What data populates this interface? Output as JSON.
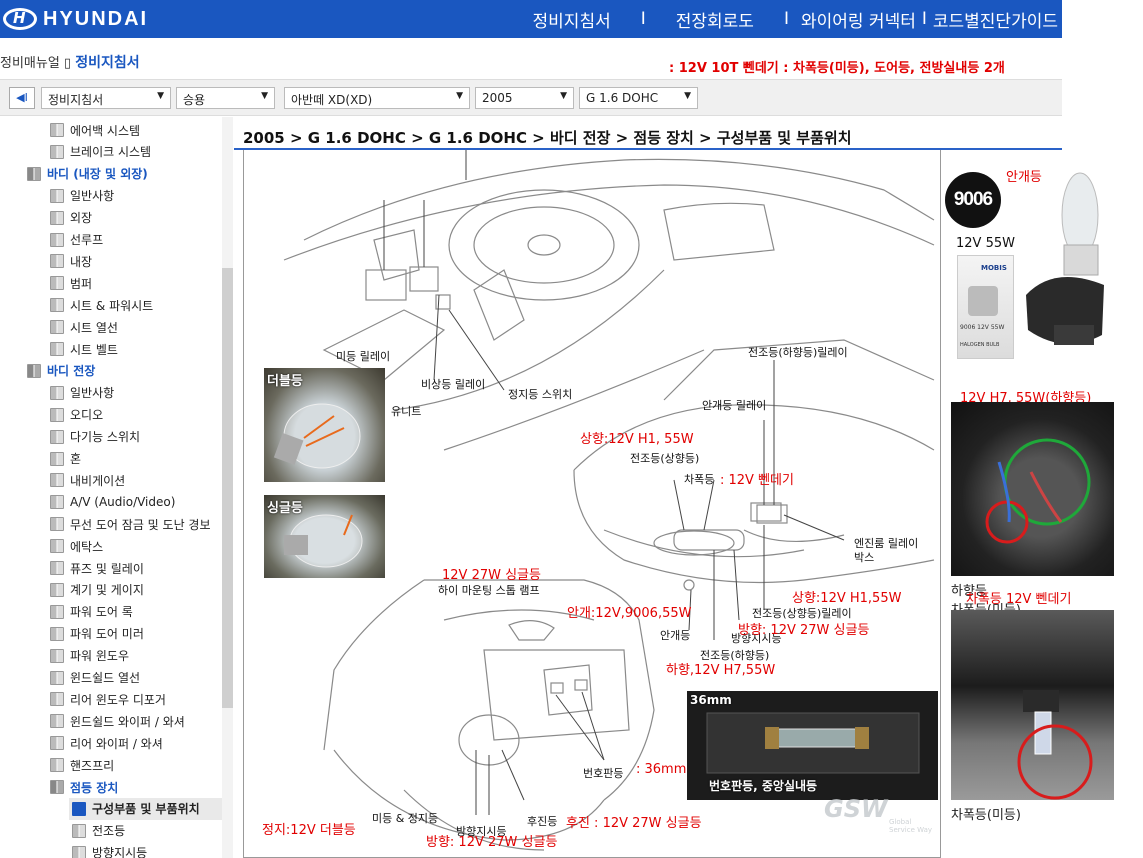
{
  "header": {
    "brand": "HYUNDAI",
    "nav": [
      "정비지침서",
      "전장회로도",
      "와이어링 커넥터",
      "코드별진단가이드"
    ],
    "separators": [
      "I",
      "I",
      "I"
    ]
  },
  "breadcrumb": {
    "prefix": "정비매뉴얼 ▯",
    "current": "정비지침서"
  },
  "notice": ": 12V 10T 뻰데기 : 차폭등(미등), 도어등, 전방실내등  2개",
  "filters": {
    "back_icon": "◀I",
    "manual": "정비지침서",
    "category": "승용",
    "model": "아반떼 XD(XD)",
    "year": "2005",
    "engine": "G 1.6 DOHC"
  },
  "sidebar": {
    "items": [
      {
        "label": "에어백 시스템",
        "level": 1
      },
      {
        "label": "브레이크 시스템",
        "level": 1
      },
      {
        "label": "바디 (내장 및 외장)",
        "level": 0
      },
      {
        "label": "일반사항",
        "level": 1
      },
      {
        "label": "외장",
        "level": 1
      },
      {
        "label": "선루프",
        "level": 1
      },
      {
        "label": "내장",
        "level": 1
      },
      {
        "label": "범퍼",
        "level": 1
      },
      {
        "label": "시트 & 파워시트",
        "level": 1
      },
      {
        "label": "시트 열선",
        "level": 1
      },
      {
        "label": "시트 벨트",
        "level": 1
      },
      {
        "label": "바디 전장",
        "level": 0
      },
      {
        "label": "일반사항",
        "level": 1
      },
      {
        "label": "오디오",
        "level": 1
      },
      {
        "label": "다기능 스위치",
        "level": 1
      },
      {
        "label": "혼",
        "level": 1
      },
      {
        "label": "내비게이션",
        "level": 1
      },
      {
        "label": "A/V (Audio/Video)",
        "level": 1
      },
      {
        "label": "무선 도어 잠금 및 도난 경보",
        "level": 1
      },
      {
        "label": "에탁스",
        "level": 1
      },
      {
        "label": "퓨즈 및 릴레이",
        "level": 1
      },
      {
        "label": "계기 및 게이지",
        "level": 1
      },
      {
        "label": "파워 도어 록",
        "level": 1
      },
      {
        "label": "파워 도어 미러",
        "level": 1
      },
      {
        "label": "파워 윈도우",
        "level": 1
      },
      {
        "label": "윈드쉴드 열선",
        "level": 1
      },
      {
        "label": "리어 윈도우 디포거",
        "level": 1
      },
      {
        "label": "윈드쉴드 와이퍼 / 와셔",
        "level": 1
      },
      {
        "label": "리어 와이퍼 / 와셔",
        "level": 1
      },
      {
        "label": "핸즈프리",
        "level": 1
      },
      {
        "label": "점등 장치",
        "level": 1,
        "open": true
      },
      {
        "label": "구성부품 및 부품위치",
        "level": 2,
        "selected": true
      },
      {
        "label": "전조등",
        "level": 2
      },
      {
        "label": "방향지시등",
        "level": 2
      }
    ]
  },
  "content": {
    "title": "2005 > G 1.6 DOHC > G 1.6 DOHC > 바디 전장 > 점등 장치 > 구성부품 및 부품위치"
  },
  "diagram_labels": {
    "taillight_relay": "미등 릴레이",
    "unit": "유니트",
    "hazard_relay": "비상등 릴레이",
    "stop_switch": "정지등 스위치",
    "headlamp_low_relay": "전조등(하향등)릴레이",
    "fog_relay": "안개등 릴레이",
    "headlamp_high": "전조등(상향등)",
    "position_lamp": "차폭등",
    "engine_relay_box": "엔진룸 릴레이\n박스",
    "headlamp_high_relay": "전조등(상향등)릴레이",
    "fog_lamp": "안개등",
    "turn_signal": "방향지시등",
    "headlamp_low": "전조등(하향등)",
    "high_mount_stop": "하이 마운팅 스톱 램프",
    "license_lamp": "번호판등",
    "tail_stop": "미등 & 정지등",
    "turn_signal_rear": "방향지시등",
    "reverse": "후진등"
  },
  "annotations": {
    "high_h1": "상향:12V H1, 55W",
    "position_wedge": ": 12V 뻰데기",
    "hmsl": "12V 27W 싱글등",
    "fog": "안개:12V,9006,55W",
    "high_h1b": "상향:12V H1,55W",
    "turn_front": "방향: 12V 27W 싱글등",
    "low_h7": "하향,12V H7,55W",
    "license": ": 36mm",
    "stop": "정지:12V 더블등",
    "turn_rear": "방향: 12V 27W 싱글등",
    "reverse": "후진 : 12V 27W 싱글등"
  },
  "photos": {
    "double": "더블등",
    "single": "싱글등",
    "license_size": "36mm",
    "license_caption": "번호판등, 중앙실내등",
    "watermark": "GSW",
    "watermark_sub": "Global\nService Way"
  },
  "right_panel": {
    "fog_title": "안개등",
    "badge": "9006",
    "fog_spec": "12V 55W",
    "box_brand": "MOBIS",
    "box_spec": "9006 12V 55W",
    "box_type": "HALOGEN BULB",
    "h7_title": "12V H7, 55W(하향등)",
    "h7_low": "하향등",
    "h7_pos": "차폭등(미등)",
    "wedge_title": "차폭등 12V 뻰데기",
    "wedge_pos": "차폭등(미등)"
  },
  "colors": {
    "brand": "#1a57c0",
    "annotation": "#e10000"
  }
}
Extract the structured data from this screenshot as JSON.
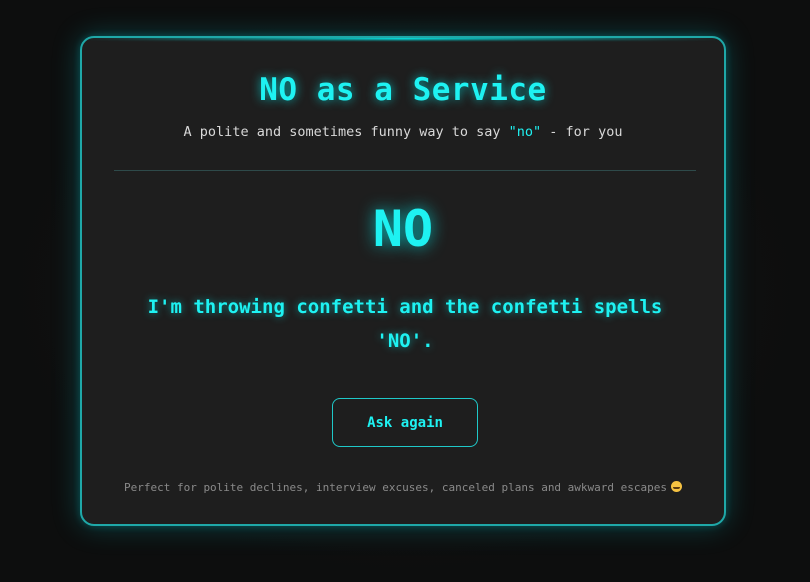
{
  "header": {
    "title": "NO as a Service",
    "subtitle_before": "A polite and sometimes funny way to say ",
    "subtitle_accent": "\"no\"",
    "subtitle_after": " - for you"
  },
  "result": {
    "answer": "NO",
    "reason": "I'm throwing confetti and the confetti spells 'NO'."
  },
  "actions": {
    "ask_again_label": "Ask again"
  },
  "footer": {
    "text": "Perfect for polite declines, interview excuses, canceled plans and awkward escapes",
    "emoji_icon": "grinning-face-icon"
  },
  "colors": {
    "accent": "#1ef2f2",
    "background": "#0d0e0e",
    "card": "#1e1e1e",
    "border": "#1fa8a8"
  }
}
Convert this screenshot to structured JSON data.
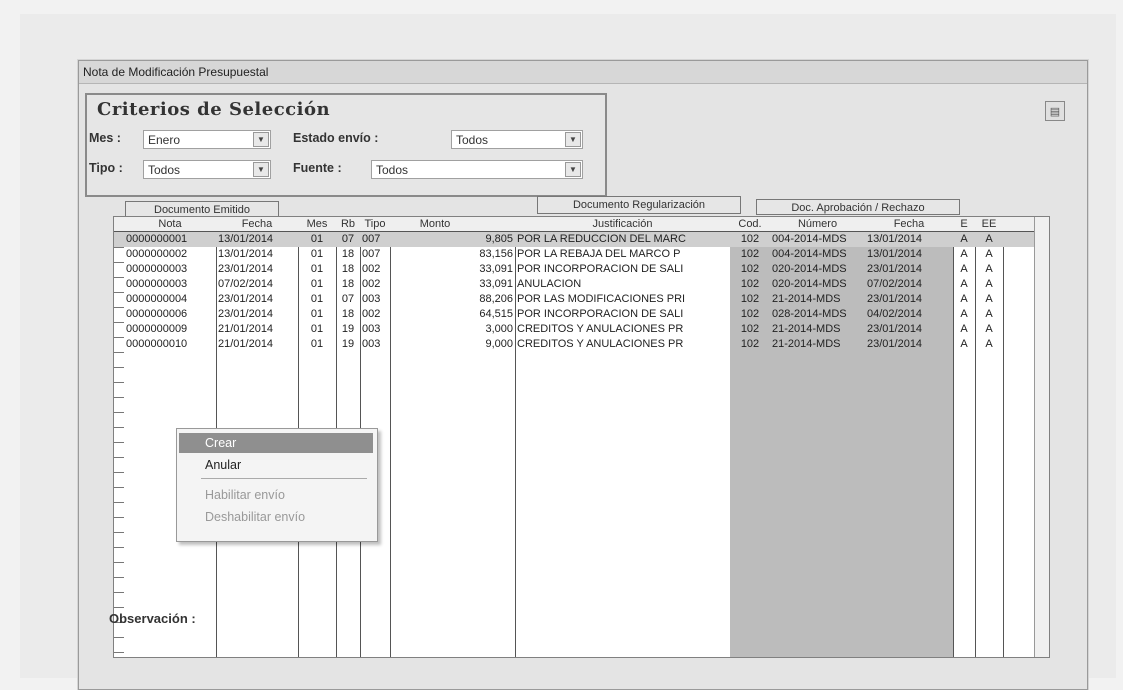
{
  "window": {
    "title": "Nota de Modificación Presupuestal"
  },
  "criteria": {
    "title": "Criterios de Selección",
    "mes_label": "Mes :",
    "mes_value": "Enero",
    "estado_label": "Estado envío :",
    "estado_value": "Todos",
    "tipo_label": "Tipo :",
    "tipo_value": "Todos",
    "fuente_label": "Fuente :",
    "fuente_value": "Todos"
  },
  "group_headers": {
    "documento_emitido": "Documento Emitido",
    "documento_regularizacion": "Documento Regularización",
    "doc_aprobacion": "Doc. Aprobación / Rechazo"
  },
  "columns": [
    "Nota",
    "Fecha",
    "Mes",
    "Rb",
    "Tipo",
    "Monto",
    "Justificación",
    "Cod.",
    "Número",
    "Fecha",
    "E",
    "EE"
  ],
  "rows": [
    {
      "nota": "0000000001",
      "fecha": "13/01/2014",
      "mes": "01",
      "rb": "07",
      "tipo": "007",
      "monto": "9,805",
      "just": "POR LA REDUCCION DEL MARC",
      "cod": "102",
      "numero": "004-2014-MDS",
      "fecha2": "13/01/2014",
      "e": "A",
      "ee": "A"
    },
    {
      "nota": "0000000002",
      "fecha": "13/01/2014",
      "mes": "01",
      "rb": "18",
      "tipo": "007",
      "monto": "83,156",
      "just": "POR LA REBAJA DEL MARCO P",
      "cod": "102",
      "numero": "004-2014-MDS",
      "fecha2": "13/01/2014",
      "e": "A",
      "ee": "A"
    },
    {
      "nota": "0000000003",
      "fecha": "23/01/2014",
      "mes": "01",
      "rb": "18",
      "tipo": "002",
      "monto": "33,091",
      "just": "POR INCORPORACION DE SALI",
      "cod": "102",
      "numero": "020-2014-MDS",
      "fecha2": "23/01/2014",
      "e": "A",
      "ee": "A"
    },
    {
      "nota": "0000000003",
      "fecha": "07/02/2014",
      "mes": "01",
      "rb": "18",
      "tipo": "002",
      "monto": "33,091",
      "just": "ANULACION",
      "cod": "102",
      "numero": "020-2014-MDS",
      "fecha2": "07/02/2014",
      "e": "A",
      "ee": "A"
    },
    {
      "nota": "0000000004",
      "fecha": "23/01/2014",
      "mes": "01",
      "rb": "07",
      "tipo": "003",
      "monto": "88,206",
      "just": "POR LAS MODIFICACIONES PRI",
      "cod": "102",
      "numero": "21-2014-MDS",
      "fecha2": "23/01/2014",
      "e": "A",
      "ee": "A"
    },
    {
      "nota": "0000000006",
      "fecha": "23/01/2014",
      "mes": "01",
      "rb": "18",
      "tipo": "002",
      "monto": "64,515",
      "just": "POR INCORPORACION DE SALI",
      "cod": "102",
      "numero": "028-2014-MDS",
      "fecha2": "04/02/2014",
      "e": "A",
      "ee": "A"
    },
    {
      "nota": "0000000009",
      "fecha": "21/01/2014",
      "mes": "01",
      "rb": "19",
      "tipo": "003",
      "monto": "3,000",
      "just": "CREDITOS Y ANULACIONES PR",
      "cod": "102",
      "numero": "21-2014-MDS",
      "fecha2": "23/01/2014",
      "e": "A",
      "ee": "A"
    },
    {
      "nota": "0000000010",
      "fecha": "21/01/2014",
      "mes": "01",
      "rb": "19",
      "tipo": "003",
      "monto": "9,000",
      "just": "CREDITOS Y ANULACIONES PR",
      "cod": "102",
      "numero": "21-2014-MDS",
      "fecha2": "23/01/2014",
      "e": "A",
      "ee": "A"
    }
  ],
  "context_menu": {
    "crear": "Crear",
    "anular": "Anular",
    "habilitar": "Habilitar envío",
    "deshabilitar": "Deshabilitar envío"
  },
  "observacion_label": "Observación :"
}
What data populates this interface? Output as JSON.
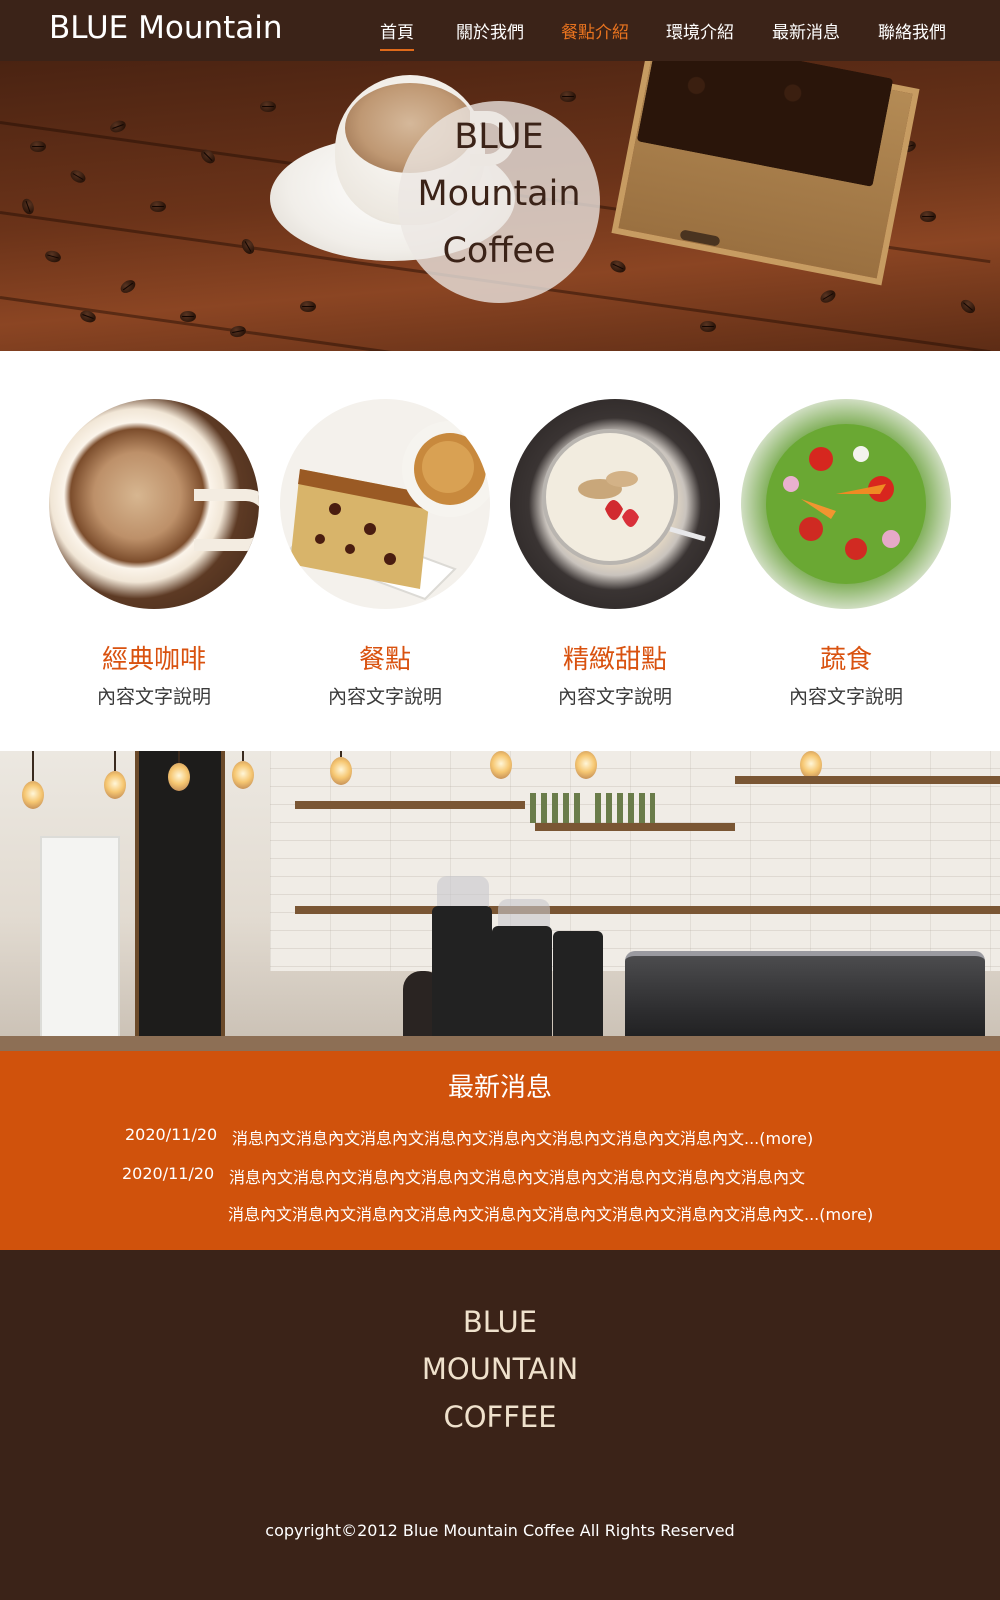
{
  "brand": "BLUE Mountain",
  "nav": [
    {
      "label": "首頁"
    },
    {
      "label": "關於我們"
    },
    {
      "label": "餐點介紹"
    },
    {
      "label": "環境介紹"
    },
    {
      "label": "最新消息"
    },
    {
      "label": "聯絡我們"
    }
  ],
  "hero": {
    "lines": [
      "BLUE",
      "Mountain",
      "Coffee"
    ]
  },
  "services": [
    {
      "title": "經典咖啡",
      "desc": "內容文字說明",
      "icon": "coffee-cup-photo"
    },
    {
      "title": "餐點",
      "desc": "內容文字說明",
      "icon": "cake-photo"
    },
    {
      "title": "精緻甜點",
      "desc": "內容文字說明",
      "icon": "yogurt-bowl-photo"
    },
    {
      "title": "蔬食",
      "desc": "內容文字說明",
      "icon": "salad-photo"
    }
  ],
  "news": {
    "title": "最新消息",
    "items": [
      {
        "date": "2020/11/20",
        "lines": [
          "消息內文消息內文消息內文消息內文消息內文消息內文消息內文消息內文..."
        ],
        "more": "(more)"
      },
      {
        "date": "2020/11/20",
        "lines": [
          "消息內文消息內文消息內文消息內文消息內文消息內文消息內文消息內文消息內文",
          "消息內文消息內文消息內文消息內文消息內文消息內文消息內文消息內文消息內文..."
        ],
        "more": "(more)"
      }
    ]
  },
  "footer": {
    "lines": [
      "BLUE",
      "MOUNTAIN",
      "COFFEE"
    ],
    "copyright": "copyright©2012 Blue Mountain Coffee  All Rights Reserved"
  },
  "colors": {
    "header_bg": "#3b2318",
    "accent": "#d9520f",
    "news_bg": "#d0520c",
    "footer_text": "#efe1cc"
  }
}
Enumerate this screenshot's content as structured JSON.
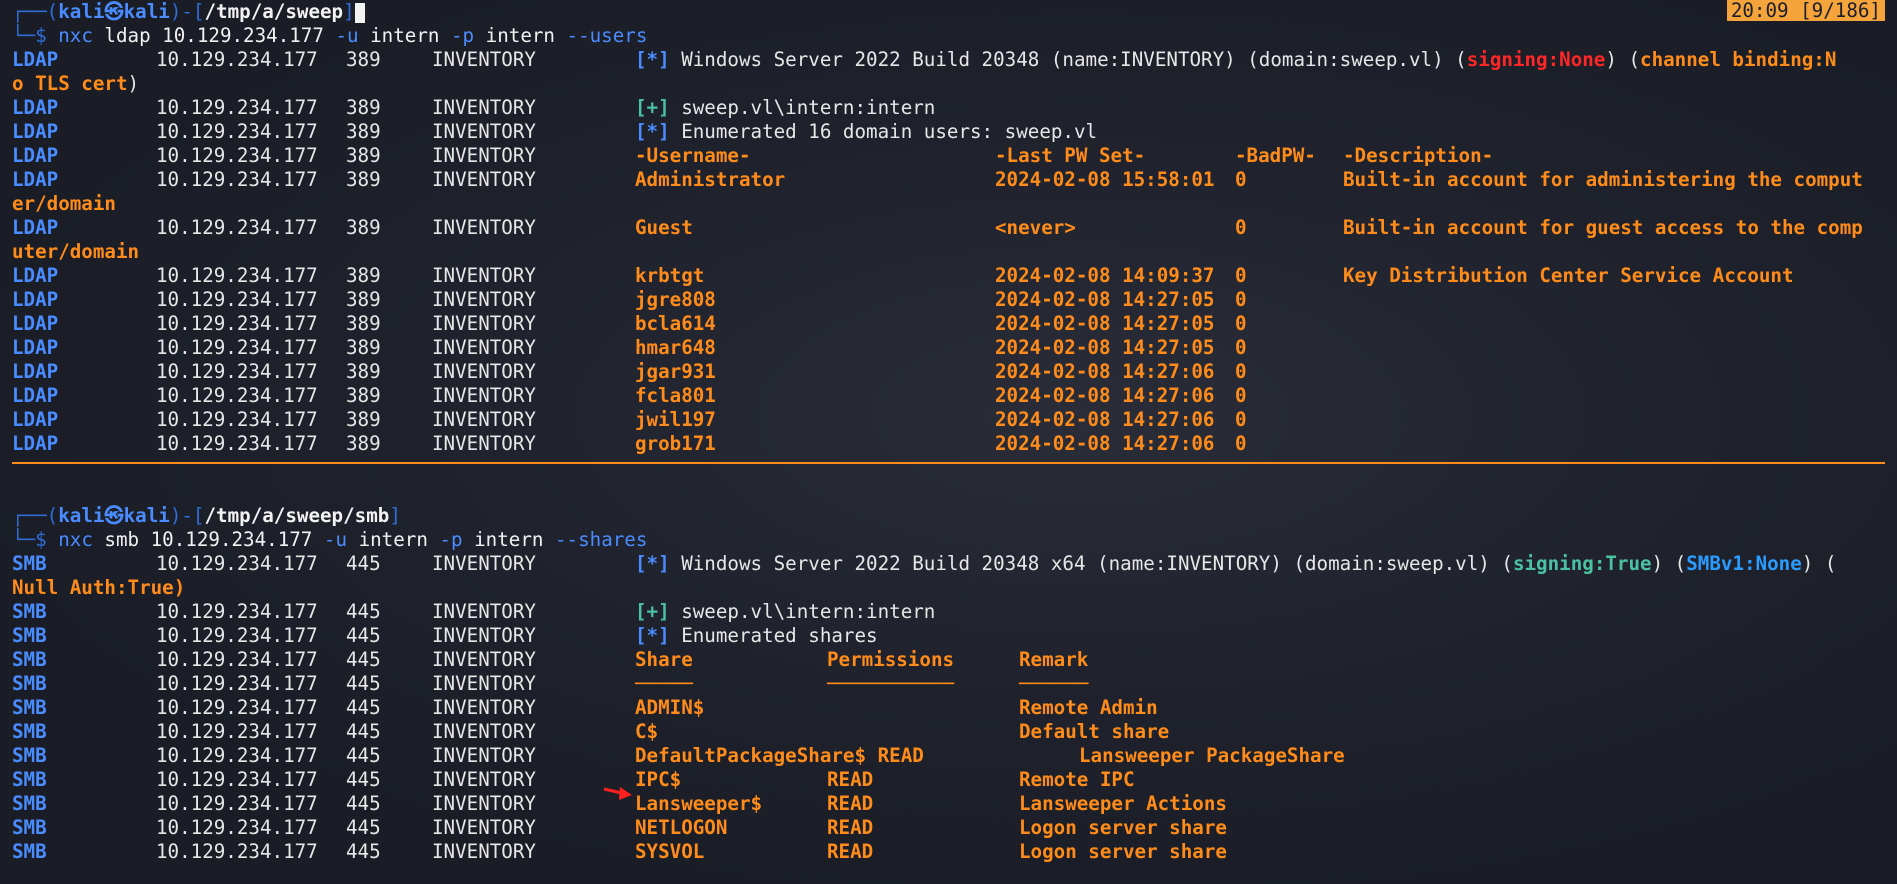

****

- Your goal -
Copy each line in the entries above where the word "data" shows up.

- Exercise answer -
What data populates this interface? Output as JSON.
Extract the structured data from this screenshot as JSON.
Convert this screenshot to structured JSON data.
What data populates this interface? Output as JSON.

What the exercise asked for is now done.